T1 - Bayesian Formulation of Gradient Orientation Matching

AU - Ardö, Håkan

AU - Svärm, Linus

PY - 2015

Y1 - 2015

N2 - Gradient orientations are a common feature used in many computer vision algorithms. It is a good feature when the gradient magnitudes are high, but can be very noisy when the magnitudes are low. This means that some gradient orientations are matched with more confidence than others. By estimating this uncertainty, more weight can be put on the confident matches than those with higher uncertainty. To enable this, we derive the probability distribution of gradient orientations based on a signal to noise ratio defined as the gradient magnitude divided by the standard deviation of the Gaussian noise. The noise level is reasonably invariant over time, while the magnitude, has to be measured for every frame. Using this probability distribution we formulate the matching of gradient orientations as a Bayesian classification problem. A common application where this is useful is feature point matching. Another application is background/foreground segmentation. This paper will use the latter application as an example, but is focused on the general formulation. It is shown how the theory can be used to implement a very fast background/foreground segmentation algorithm that is capable of handling complex lighting variations.
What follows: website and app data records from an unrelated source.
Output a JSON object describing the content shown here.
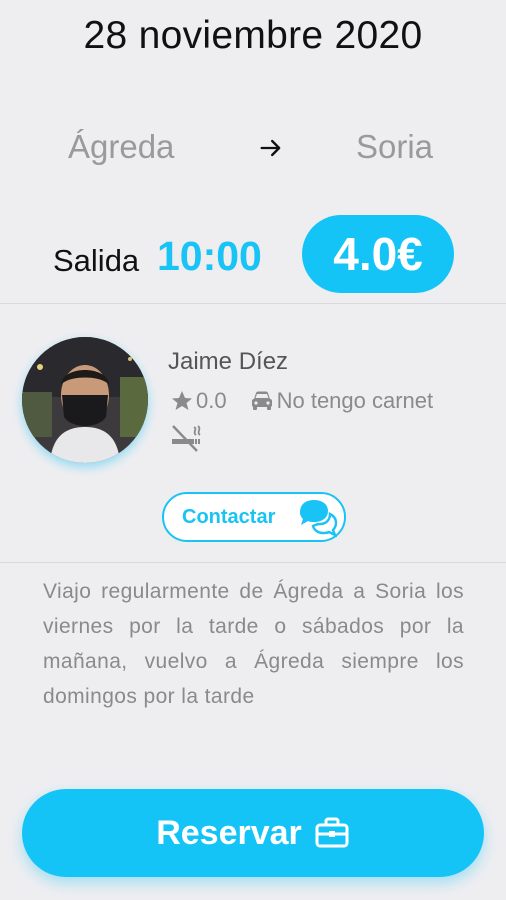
{
  "trip": {
    "date": "28 noviembre 2020",
    "origin": "Ágreda",
    "destination": "Soria",
    "departure_label": "Salida",
    "departure_time": "10:00",
    "price": "4.0€"
  },
  "driver": {
    "name": "Jaime Díez",
    "rating": "0.0",
    "license_status": "No tengo carnet",
    "smoking_icon": "no-smoking-icon"
  },
  "actions": {
    "contact_label": "Contactar",
    "reserve_label": "Reservar"
  },
  "description": "Viajo regularmente de Ágreda a Soria los viernes por la tarde o sábados por la mañana, vuelvo a Ágreda siempre los domingos por la tarde",
  "colors": {
    "accent": "#15c4f7",
    "background": "#eeeef1",
    "muted_text": "#8a8a8a"
  }
}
AB - Gradient orientations are a common feature used in many computer vision algorithms. It is a good feature when the gradient magnitudes are high, but can be very noisy when the magnitudes are low. This means that some gradient orientations are matched with more confidence than others. By estimating this uncertainty, more weight can be put on the confident matches than those with higher uncertainty. To enable this, we derive the probability distribution of gradient orientations based on a signal to noise ratio defined as the gradient magnitude divided by the standard deviation of the Gaussian noise. The noise level is reasonably invariant over time, while the magnitude, has to be measured for every frame. Using this probability distribution we formulate the matching of gradient orientations as a Bayesian classification problem. A common application where this is useful is feature point matching. Another application is background/foreground segmentation. This paper will use the latter application as an example, but is focused on the general formulation. It is shown how the theory can be used to implement a very fast background/foreground segmentation algorithm that is capable of handling complex lighting variations.

U2 - 10.1007/978-3-319-20904-3_9

DO - 10.1007/978-3-319-20904-3_9

M3 - Paper in conference proceeding

VL - 9163

SP - 91

EP - 103

BT - Lecture Notes in Computer Science

PB - Springer

T2 - 10th International Conference on Computer Vision Systems (ICVS)

Y2 - 6 July 2015 through 9 July 2015

ER -